Prices were up 4.8 percent from September 2011, setting yet another post-bubble record. All signs point to steady recovery in the housing market.
The market looks good on paper because of artificially low interest rate policies by… (November 27, 2012, by 1boarder) MORE
Bitter Loneliness – Everyone person does have that ‘right’. Most people feel that they… (November 27, 2012, by UnderWaterToo) MORE
Seattle-area home prices kept climbing in September, according to the closely watched Standard & Poor’s / Case-Shiller home price index.
Prices were up 4.8 percent from September 2011, setting yet another post-bubble record. August’s 3.4 percent year-over-year gain had been the previous high.
Seattle-area prices now have increased year-over-year for five straight months, according to Case-Shiller.
The numbers are for the Seattle metropolitan area — King, Snohomish and Pierce counties.
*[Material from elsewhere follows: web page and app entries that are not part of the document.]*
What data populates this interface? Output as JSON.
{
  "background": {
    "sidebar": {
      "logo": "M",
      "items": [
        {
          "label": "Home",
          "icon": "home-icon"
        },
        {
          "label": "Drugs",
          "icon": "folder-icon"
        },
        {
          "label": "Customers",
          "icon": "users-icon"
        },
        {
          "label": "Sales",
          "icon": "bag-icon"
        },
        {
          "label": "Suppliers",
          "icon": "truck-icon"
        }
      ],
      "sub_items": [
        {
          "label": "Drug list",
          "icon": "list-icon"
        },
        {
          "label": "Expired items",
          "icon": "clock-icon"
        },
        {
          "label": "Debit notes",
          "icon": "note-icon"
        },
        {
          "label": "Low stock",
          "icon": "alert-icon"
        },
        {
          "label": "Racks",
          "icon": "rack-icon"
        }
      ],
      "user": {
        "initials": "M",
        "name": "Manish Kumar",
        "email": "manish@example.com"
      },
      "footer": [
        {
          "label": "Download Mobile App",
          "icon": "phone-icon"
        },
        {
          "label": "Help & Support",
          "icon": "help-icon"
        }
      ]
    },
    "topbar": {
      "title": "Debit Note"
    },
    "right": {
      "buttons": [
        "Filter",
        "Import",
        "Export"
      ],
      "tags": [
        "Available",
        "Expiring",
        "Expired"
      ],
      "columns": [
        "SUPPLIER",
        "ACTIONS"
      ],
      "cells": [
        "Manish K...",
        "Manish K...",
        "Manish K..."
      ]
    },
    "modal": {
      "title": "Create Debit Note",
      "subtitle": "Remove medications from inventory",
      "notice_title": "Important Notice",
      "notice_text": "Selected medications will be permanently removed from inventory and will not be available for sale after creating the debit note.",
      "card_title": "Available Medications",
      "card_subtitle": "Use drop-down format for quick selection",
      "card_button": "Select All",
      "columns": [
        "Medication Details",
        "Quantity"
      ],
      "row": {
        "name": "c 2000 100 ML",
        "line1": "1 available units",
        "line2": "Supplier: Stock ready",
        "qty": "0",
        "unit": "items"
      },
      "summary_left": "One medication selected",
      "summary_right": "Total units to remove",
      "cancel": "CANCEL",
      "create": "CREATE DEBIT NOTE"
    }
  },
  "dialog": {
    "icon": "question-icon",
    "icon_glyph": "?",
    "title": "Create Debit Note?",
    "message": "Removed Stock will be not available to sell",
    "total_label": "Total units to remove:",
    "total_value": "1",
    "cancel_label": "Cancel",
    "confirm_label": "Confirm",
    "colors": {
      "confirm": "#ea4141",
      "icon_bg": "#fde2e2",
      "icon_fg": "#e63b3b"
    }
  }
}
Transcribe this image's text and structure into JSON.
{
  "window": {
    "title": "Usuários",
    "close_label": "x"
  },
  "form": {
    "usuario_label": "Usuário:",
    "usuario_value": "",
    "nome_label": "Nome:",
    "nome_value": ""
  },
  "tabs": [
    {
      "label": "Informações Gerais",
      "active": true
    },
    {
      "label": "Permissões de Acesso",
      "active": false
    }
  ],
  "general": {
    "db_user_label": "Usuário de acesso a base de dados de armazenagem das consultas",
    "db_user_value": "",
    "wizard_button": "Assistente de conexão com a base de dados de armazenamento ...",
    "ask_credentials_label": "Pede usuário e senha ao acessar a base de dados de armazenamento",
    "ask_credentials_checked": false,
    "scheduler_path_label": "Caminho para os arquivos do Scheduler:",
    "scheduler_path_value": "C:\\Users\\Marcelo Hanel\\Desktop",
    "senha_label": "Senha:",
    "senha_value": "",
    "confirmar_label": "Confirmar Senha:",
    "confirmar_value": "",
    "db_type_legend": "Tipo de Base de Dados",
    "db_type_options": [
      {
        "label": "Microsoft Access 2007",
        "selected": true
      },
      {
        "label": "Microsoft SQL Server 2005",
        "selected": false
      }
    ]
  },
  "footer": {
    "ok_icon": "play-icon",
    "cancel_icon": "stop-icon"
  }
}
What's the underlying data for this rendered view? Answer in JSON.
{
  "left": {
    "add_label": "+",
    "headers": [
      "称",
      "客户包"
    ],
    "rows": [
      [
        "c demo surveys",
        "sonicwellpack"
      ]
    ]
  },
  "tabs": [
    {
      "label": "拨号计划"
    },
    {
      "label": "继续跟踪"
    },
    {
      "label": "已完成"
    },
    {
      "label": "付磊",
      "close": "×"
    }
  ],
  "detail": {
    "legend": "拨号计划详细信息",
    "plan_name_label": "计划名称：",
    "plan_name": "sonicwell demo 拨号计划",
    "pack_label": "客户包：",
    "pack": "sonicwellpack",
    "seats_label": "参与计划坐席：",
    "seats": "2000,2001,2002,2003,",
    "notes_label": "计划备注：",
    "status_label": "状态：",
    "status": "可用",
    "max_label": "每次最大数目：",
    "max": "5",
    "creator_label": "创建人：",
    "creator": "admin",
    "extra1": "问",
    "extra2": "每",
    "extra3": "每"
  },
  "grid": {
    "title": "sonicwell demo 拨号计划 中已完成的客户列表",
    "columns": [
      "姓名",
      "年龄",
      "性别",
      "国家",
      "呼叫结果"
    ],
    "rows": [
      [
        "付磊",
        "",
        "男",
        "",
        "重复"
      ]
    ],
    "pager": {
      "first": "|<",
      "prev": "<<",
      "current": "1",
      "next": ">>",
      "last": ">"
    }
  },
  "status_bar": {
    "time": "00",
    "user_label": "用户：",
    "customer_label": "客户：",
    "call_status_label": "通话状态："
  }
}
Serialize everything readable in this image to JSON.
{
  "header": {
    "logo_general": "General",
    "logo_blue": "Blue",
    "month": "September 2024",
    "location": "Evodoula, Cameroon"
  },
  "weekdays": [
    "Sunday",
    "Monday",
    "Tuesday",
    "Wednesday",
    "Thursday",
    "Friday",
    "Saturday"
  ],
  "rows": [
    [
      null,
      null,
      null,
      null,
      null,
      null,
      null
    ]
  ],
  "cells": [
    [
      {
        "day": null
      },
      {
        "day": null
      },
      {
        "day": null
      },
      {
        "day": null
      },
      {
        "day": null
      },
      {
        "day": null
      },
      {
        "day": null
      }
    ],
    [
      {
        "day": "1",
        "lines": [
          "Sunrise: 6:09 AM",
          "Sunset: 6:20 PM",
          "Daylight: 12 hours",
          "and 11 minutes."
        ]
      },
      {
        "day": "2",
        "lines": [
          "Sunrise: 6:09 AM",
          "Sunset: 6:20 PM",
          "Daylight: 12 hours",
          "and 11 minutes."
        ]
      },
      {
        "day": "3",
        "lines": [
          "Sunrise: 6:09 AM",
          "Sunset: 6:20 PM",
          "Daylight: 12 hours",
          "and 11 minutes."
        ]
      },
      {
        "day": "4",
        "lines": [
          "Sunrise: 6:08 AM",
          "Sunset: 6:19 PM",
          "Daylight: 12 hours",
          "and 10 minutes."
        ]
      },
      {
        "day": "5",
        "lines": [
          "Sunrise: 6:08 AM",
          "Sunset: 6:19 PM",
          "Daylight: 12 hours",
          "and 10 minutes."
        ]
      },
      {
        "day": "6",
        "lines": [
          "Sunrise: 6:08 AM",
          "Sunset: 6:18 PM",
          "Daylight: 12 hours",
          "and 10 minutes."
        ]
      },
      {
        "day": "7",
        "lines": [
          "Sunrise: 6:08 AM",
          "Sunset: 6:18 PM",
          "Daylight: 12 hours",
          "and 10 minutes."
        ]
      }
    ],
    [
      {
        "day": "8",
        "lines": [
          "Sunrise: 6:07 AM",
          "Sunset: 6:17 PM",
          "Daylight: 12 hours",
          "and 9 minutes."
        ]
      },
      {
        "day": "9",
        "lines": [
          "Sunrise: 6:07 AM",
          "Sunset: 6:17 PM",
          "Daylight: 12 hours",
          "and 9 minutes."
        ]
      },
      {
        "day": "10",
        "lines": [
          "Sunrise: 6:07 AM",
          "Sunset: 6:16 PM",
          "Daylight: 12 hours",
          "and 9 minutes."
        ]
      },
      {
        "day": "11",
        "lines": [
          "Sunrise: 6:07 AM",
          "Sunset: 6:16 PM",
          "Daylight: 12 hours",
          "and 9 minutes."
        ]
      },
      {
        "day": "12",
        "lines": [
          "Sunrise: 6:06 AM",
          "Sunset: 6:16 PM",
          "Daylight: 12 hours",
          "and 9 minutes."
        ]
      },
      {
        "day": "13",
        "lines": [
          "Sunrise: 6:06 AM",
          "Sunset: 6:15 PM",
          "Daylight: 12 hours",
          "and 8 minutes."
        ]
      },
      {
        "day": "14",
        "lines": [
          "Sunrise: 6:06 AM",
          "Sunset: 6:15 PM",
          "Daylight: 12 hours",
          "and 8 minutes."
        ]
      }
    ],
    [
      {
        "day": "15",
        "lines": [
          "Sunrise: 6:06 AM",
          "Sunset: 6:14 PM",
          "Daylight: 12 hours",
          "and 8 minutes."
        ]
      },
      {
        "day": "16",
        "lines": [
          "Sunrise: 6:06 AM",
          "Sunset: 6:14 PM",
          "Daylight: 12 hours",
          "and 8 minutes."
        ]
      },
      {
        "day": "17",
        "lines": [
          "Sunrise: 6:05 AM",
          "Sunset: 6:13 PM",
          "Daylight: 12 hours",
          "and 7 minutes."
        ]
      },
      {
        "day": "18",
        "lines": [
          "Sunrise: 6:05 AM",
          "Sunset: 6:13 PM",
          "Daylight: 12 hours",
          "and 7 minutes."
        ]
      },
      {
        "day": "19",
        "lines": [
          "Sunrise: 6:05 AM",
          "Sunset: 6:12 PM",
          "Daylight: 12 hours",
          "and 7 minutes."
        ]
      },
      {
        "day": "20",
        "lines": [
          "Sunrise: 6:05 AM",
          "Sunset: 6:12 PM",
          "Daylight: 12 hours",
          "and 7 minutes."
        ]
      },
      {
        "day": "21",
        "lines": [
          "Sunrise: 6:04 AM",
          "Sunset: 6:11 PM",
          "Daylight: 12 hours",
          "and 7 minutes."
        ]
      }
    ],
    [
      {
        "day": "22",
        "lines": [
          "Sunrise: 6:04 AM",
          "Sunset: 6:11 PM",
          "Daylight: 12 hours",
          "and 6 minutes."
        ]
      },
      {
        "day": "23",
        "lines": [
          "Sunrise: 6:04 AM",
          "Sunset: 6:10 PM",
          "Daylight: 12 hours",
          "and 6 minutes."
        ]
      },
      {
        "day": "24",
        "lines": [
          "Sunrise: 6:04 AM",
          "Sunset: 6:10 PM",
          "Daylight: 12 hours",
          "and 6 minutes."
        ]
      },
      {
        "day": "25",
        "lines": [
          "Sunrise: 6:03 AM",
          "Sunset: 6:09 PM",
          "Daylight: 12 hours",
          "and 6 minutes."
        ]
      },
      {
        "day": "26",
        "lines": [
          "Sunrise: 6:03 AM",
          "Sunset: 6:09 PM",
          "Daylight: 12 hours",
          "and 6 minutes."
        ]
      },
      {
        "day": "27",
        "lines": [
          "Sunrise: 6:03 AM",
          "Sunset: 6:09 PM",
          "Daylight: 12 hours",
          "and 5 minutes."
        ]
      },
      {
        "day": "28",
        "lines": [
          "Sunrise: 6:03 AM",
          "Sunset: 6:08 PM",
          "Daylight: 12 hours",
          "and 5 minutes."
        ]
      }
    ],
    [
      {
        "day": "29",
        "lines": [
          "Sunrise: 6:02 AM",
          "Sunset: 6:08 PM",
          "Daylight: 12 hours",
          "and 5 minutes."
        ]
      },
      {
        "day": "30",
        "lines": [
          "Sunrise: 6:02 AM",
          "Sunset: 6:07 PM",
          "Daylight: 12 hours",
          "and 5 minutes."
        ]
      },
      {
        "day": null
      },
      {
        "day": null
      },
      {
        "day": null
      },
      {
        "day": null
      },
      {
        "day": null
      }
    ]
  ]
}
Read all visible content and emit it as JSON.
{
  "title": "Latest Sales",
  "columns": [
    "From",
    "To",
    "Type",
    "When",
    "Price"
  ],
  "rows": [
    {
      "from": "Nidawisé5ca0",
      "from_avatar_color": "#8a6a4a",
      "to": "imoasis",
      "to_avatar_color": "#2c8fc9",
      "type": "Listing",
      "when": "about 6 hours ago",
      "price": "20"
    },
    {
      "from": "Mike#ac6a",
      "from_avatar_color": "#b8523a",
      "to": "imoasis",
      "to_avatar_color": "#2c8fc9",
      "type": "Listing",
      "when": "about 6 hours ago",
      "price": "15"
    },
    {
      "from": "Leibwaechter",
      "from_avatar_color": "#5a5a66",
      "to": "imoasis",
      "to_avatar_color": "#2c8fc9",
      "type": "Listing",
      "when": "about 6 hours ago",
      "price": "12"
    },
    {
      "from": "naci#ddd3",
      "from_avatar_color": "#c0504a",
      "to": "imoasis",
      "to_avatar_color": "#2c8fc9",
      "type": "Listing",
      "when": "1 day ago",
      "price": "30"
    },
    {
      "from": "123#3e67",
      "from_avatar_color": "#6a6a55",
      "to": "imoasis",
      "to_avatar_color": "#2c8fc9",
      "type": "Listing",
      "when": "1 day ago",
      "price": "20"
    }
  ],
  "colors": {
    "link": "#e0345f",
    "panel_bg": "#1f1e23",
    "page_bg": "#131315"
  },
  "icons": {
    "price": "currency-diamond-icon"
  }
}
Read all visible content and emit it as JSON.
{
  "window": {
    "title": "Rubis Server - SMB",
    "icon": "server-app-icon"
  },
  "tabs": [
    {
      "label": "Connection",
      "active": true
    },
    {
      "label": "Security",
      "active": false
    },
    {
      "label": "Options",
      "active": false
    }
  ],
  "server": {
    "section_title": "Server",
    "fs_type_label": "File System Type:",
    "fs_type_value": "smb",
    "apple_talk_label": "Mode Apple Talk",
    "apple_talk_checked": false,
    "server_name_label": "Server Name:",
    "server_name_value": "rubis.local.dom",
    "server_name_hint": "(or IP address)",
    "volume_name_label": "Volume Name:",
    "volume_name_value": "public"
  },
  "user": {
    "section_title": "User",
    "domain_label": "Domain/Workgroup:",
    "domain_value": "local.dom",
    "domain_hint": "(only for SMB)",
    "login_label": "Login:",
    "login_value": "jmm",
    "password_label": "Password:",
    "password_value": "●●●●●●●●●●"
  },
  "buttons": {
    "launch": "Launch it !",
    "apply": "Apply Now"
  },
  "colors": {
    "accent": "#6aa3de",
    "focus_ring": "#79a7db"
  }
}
The September statistics, the most recent available, were released Tuesday.
Seattle prices also increased 0.3 percent between August and September, reversing a 0.1 percent decline from July to August.
Nationally, Case-Shiller’s 20-city composite index was up 0.3 percent month-over-month and 3 percent year-over-year. Eighteen of the 20 metropolitan areas Case-Shiller tracks saw prices rise from September 2011 levels, with only Chicago and New York experiencing declines.
In Phoenix, prices jumped 20.4 percent over the 12-month stretch to lead all cities; prices in Atlanta showed a modest 0.1 percent increase, ending 26 straight consecutive year-over-year declines.
Prices increased in 13 cities between August and September, led by 1.4 percent increases in Las Vegas and San Diego.
“It is safe to say that we are now in the midst of a recovery in the housing market,” said David Blitzer, chairman of the Index Committee at S&P Dow Jones Indices.
When seasonal factors are taken into account, September’s increase from August is even more impressive, he added.
The Seattle area’s Case-Shiller score for September was 142.09, meaning prices were 42.09 percent higher than in January 2000. The metropolitan area’s high, 192.30, came in July 2007.
The region’s lowest score since the real-estate bubble burst, 128.99, occurred in February. Since then prices have risen a little more than 10 percent.
But, despite those gains, Seattle’s September Case-Shiller score still is lower than it was from March 2005 to October 2010 — a stretch of more than five years.
Two experts offered differing forecasts on what’s immediately ahead for housing nationally.
“We will see the market continue to strengthen as inventory available for sale continues to decline,” said Richard Green, director of the University of Southern California’s Lusk Center for Real Estate.
“Additionally, Case-Shiller is a month behind, so these results do not reflect the full strength of price movements that occurred in October and so far this month.”
But Stan Humphries, chief economist at Seattle-based online real-estate marketplace Zillow, said September probably is “the last hurrah” this year for month-over-month price gains.
He attributed that to seasonal factors and a projected increase in the number of bank-repossessed homes in the sales mix.
“This shouldn’t, however, be a cause for concern,” Humphries added, “as the Case-Shiller indices will still end the year up more than 3 percent from year-ago levels, clear evidence of a durable housing recovery.”
Steady increases in home prices have helped encourage more potential buyers to come off the sidelines and purchase homes. And more people may put their homes on the market as they gain confidence that they can sell at a good price.
Higher home prices can also make homeowners feel wealthier and more likely to spend more. Consumer spending accounts for about 70 percent of the U.S. economy.
A big reason for the rebound is that the excess supply of homes that built up before the housing crisis has finally thinned out. The number of previously occupied homes available for sale has fallen to a 10-year low. The inventory of new homes is also near the lowest level since 1963.
At the same time, more people are looking to buy or rent a home after living with relatives or friends during and immediately after the Great Recession.
Those trends are also pushing up home sales and construction. Sales of previously occupied homes are near five-year highs, excluding temporary spikes in 2009 and 2010 when a homebuyer tax credit boosted purchases.
Builders, meanwhile, are more optimistic that the recovery will endure. A measure of their confidence rose to the highest level in six and a half years this month. And builders broke ground on new homes and apartments at the fastest pace in more than four years last month.